- _WHAT TO WORK ON_
The entries that follow should be reproduced exactly, with no images carried over.

Data records for software interfaces:
'''

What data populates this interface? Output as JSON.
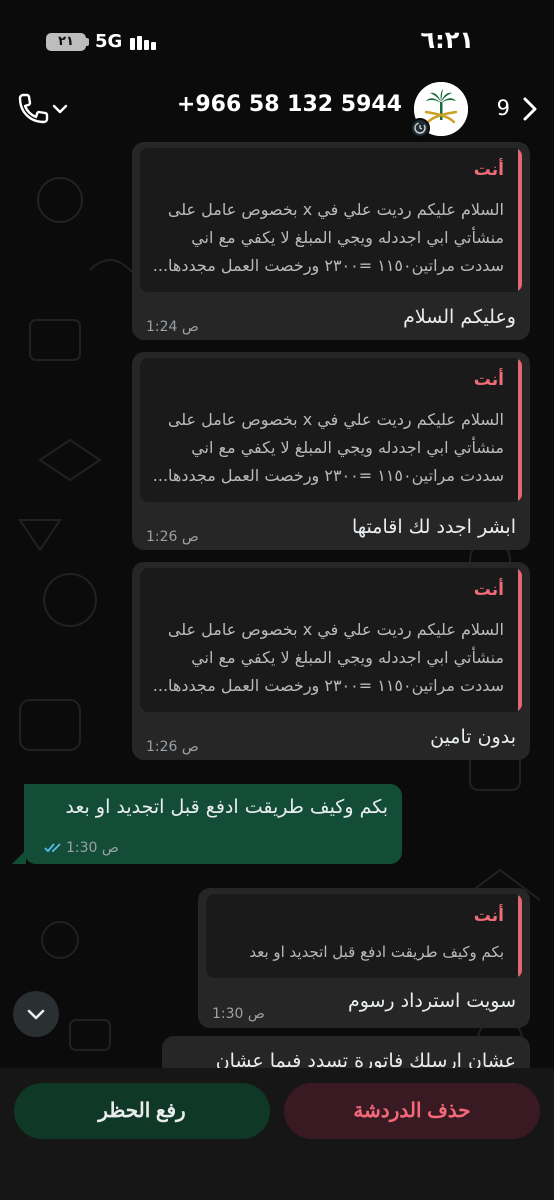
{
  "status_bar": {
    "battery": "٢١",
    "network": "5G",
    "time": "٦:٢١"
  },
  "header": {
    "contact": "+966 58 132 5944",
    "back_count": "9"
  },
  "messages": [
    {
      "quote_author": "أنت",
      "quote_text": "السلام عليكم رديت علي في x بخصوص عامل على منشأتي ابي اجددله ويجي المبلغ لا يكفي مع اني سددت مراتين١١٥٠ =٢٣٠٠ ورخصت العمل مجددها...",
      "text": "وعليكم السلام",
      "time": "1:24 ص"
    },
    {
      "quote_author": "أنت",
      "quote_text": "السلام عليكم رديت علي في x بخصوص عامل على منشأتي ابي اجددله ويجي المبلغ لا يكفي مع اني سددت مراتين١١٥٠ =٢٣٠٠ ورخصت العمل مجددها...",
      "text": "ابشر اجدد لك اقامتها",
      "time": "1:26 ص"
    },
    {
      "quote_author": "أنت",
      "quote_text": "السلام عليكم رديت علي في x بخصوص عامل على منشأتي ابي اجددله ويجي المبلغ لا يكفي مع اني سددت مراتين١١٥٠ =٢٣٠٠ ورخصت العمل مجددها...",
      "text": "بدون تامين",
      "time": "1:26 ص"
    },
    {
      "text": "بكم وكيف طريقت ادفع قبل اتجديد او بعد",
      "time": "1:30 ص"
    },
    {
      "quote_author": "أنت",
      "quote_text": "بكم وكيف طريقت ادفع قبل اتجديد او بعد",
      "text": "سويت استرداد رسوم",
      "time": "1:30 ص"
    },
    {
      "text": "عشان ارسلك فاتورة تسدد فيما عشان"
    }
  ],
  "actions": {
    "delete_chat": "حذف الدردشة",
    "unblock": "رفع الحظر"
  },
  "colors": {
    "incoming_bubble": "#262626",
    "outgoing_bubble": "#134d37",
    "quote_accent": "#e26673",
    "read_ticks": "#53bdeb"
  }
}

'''

- _SOLUTION FOR THIS TASK_
What data populates this interface? Output as JSON.
{
  "status_bar": {
    "battery": "٢١",
    "network": "5G",
    "time": "٦:٢١"
  },
  "header": {
    "contact": "+966 58 132 5944",
    "back_count": "9"
  },
  "messages": [
    {
      "quote_author": "أنت",
      "quote_text": "السلام عليكم رديت علي في x بخصوص عامل على منشأتي ابي اجددله ويجي المبلغ لا يكفي مع اني سددت مراتين١١٥٠ =٢٣٠٠ ورخصت العمل مجددها...",
      "text": "وعليكم السلام",
      "time": "1:24 ص"
    },
    {
      "quote_author": "أنت",
      "quote_text": "السلام عليكم رديت علي في x بخصوص عامل على منشأتي ابي اجددله ويجي المبلغ لا يكفي مع اني سددت مراتين١١٥٠ =٢٣٠٠ ورخصت العمل مجددها...",
      "text": "ابشر اجدد لك اقامتها",
      "time": "1:26 ص"
    },
    {
      "quote_author": "أنت",
      "quote_text": "السلام عليكم رديت علي في x بخصوص عامل على منشأتي ابي اجددله ويجي المبلغ لا يكفي مع اني سددت مراتين١١٥٠ =٢٣٠٠ ورخصت العمل مجددها...",
      "text": "بدون تامين",
      "time": "1:26 ص"
    },
    {
      "text": "بكم وكيف طريقت ادفع قبل اتجديد او بعد",
      "time": "1:30 ص"
    },
    {
      "quote_author": "أنت",
      "quote_text": "بكم وكيف طريقت ادفع قبل اتجديد او بعد",
      "text": "سويت استرداد رسوم",
      "time": "1:30 ص"
    },
    {
      "text": "عشان ارسلك فاتورة تسدد فيما عشان"
    }
  ],
  "actions": {
    "delete_chat": "حذف الدردشة",
    "unblock": "رفع الحظر"
  },
  "colors": {
    "incoming_bubble": "#262626",
    "outgoing_bubble": "#134d37",
    "quote_accent": "#e26673",
    "read_ticks": "#53bdeb"
  }
}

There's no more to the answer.